What Does Knowledge-Based Authentication Mean?

Knowledge-based authentication (KBA) is a security measure that identifies end users by asking them to answer specific security questions in order to provide accurate authorization for online or digital activities. Knowledge-based authentication has become prevalent in many different types of network setups and across the Internet, where companies often ask users to answer these questions in order to gain access to personal, password-protected areas of a site.


Techopedia Explains Knowledge-Based Authentication

Two common kinds of knowledge-based authentication are static KBA and dynamic KBA. In static knowledge-based authentication, the users themselves input answers to security questions when they set up a password-protected profile or system. Later, if they need to renew their password or prove their identity, they may be asked to provide the answers that they provided earlier.
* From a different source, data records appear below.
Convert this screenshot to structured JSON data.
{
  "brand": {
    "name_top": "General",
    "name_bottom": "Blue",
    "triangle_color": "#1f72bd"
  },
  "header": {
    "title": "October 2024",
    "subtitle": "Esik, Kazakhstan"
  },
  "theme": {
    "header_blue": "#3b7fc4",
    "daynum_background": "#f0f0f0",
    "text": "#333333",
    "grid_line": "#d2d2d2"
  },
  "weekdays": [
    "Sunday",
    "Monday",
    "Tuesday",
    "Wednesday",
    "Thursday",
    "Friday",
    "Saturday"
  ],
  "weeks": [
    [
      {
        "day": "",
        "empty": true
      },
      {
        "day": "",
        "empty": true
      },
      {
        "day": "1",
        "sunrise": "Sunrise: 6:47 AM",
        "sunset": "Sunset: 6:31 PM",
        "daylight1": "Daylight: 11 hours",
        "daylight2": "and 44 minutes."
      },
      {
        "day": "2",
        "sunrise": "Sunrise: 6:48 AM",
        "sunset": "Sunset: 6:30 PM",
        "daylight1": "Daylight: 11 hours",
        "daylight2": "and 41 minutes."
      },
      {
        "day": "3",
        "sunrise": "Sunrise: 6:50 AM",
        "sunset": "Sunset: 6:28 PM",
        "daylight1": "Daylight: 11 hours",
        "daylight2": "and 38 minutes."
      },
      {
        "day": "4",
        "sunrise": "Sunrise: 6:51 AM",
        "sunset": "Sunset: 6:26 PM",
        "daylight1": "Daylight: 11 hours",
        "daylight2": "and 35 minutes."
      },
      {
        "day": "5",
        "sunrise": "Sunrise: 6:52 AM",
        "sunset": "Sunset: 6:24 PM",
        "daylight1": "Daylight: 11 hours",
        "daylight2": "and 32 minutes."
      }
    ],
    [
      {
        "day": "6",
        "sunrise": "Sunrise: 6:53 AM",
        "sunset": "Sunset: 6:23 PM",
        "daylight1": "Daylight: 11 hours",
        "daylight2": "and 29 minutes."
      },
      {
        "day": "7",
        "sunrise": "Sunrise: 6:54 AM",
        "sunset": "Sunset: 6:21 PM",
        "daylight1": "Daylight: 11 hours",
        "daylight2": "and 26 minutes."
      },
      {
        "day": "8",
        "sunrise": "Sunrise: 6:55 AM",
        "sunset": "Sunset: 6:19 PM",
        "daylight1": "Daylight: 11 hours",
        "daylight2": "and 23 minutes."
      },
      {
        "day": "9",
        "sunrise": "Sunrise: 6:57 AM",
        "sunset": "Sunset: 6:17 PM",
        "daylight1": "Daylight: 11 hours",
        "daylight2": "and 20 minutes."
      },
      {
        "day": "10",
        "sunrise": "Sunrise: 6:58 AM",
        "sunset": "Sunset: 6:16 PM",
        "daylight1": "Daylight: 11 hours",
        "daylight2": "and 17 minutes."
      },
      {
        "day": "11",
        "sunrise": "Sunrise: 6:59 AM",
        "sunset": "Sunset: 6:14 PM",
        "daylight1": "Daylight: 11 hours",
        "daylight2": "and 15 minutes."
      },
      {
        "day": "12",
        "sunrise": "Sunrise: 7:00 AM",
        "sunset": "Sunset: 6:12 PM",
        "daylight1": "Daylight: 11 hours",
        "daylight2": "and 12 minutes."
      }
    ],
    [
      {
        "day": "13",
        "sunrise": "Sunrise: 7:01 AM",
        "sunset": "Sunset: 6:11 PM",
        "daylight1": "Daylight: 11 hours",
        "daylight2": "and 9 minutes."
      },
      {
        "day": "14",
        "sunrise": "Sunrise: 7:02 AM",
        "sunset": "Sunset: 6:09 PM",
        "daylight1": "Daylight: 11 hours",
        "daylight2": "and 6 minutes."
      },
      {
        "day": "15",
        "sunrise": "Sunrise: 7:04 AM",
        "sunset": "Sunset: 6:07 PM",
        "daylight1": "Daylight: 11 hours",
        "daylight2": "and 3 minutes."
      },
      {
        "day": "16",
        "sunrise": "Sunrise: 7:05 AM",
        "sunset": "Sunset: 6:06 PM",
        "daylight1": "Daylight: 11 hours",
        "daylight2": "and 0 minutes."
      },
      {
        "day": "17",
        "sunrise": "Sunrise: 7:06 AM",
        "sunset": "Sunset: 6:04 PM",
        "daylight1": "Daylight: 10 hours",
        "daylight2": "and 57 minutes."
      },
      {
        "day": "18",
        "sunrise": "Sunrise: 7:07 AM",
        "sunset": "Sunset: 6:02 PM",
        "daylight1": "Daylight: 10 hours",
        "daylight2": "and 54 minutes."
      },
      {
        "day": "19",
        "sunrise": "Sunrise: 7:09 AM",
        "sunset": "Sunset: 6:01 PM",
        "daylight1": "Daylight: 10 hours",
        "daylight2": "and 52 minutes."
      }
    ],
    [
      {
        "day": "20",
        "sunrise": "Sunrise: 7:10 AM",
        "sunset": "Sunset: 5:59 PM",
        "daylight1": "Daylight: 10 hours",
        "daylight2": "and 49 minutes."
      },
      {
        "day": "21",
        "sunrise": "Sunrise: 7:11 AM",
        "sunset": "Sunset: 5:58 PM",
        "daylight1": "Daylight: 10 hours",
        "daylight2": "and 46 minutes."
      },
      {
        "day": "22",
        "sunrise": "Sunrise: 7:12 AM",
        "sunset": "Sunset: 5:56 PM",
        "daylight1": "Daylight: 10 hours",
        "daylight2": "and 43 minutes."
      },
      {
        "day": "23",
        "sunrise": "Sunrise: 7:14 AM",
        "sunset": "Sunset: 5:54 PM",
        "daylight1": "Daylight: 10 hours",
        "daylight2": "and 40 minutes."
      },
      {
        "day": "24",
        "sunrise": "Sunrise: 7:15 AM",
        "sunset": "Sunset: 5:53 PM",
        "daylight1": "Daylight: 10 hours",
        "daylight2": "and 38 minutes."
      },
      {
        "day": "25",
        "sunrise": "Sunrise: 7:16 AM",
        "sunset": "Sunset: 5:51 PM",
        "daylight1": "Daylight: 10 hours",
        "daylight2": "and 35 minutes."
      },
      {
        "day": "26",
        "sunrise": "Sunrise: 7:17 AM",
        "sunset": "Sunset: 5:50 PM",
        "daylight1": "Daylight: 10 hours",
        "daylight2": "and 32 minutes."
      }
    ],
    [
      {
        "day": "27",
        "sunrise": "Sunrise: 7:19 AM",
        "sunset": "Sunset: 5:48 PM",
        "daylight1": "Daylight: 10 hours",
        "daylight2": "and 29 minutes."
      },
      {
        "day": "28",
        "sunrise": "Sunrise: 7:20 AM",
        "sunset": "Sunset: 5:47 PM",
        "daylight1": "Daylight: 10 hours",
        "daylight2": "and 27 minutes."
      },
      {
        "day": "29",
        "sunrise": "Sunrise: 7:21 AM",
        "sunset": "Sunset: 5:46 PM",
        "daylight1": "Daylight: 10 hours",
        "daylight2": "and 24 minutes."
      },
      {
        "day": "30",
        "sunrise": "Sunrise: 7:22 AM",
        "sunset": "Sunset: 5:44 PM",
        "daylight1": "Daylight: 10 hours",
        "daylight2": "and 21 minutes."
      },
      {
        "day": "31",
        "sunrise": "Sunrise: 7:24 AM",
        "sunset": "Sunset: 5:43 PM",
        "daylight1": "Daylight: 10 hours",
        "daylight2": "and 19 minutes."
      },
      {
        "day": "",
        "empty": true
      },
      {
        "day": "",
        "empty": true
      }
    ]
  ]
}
By contrast, dynamic KBA uses data mining systems to present users with questions that IT systems know the answer to, having previously gathered this data about a user. The challenges involved in accurate dynamic KBA have led many companies to use static KBA instead. In many cases, knowledge-based authentication is used as part of multi-factor authentication, where other types of security processes like IP checking may also be used.

The idea behind KBA is that by selecting questions that only the target individual would know the answers to, systems can verify whether a user is the legitimate owner of a password-protected area or not. Although KBA can be an effective way to manage authorization for individual users, there are also critical concerns about privacy that have been raised around the idea of using this kind of personal information for online or network security.


Related Terms

Margaret Rouse
Technology Expert

Margaret is an award-winning technical writer and teacher known for her ability to explain complex technical subjects to a non-technical business audience. Over the past twenty years, her IT definitions have been published by Que in an encyclopedia of technology terms and cited in articles by the New York Times, Time Magazine, USA Today, ZDNet, PC Magazine, and Discovery Magazine. She joined Techopedia in 2011. Margaret's idea of a fun day is helping IT and business professionals learn to speak each other’s highly specialized languages.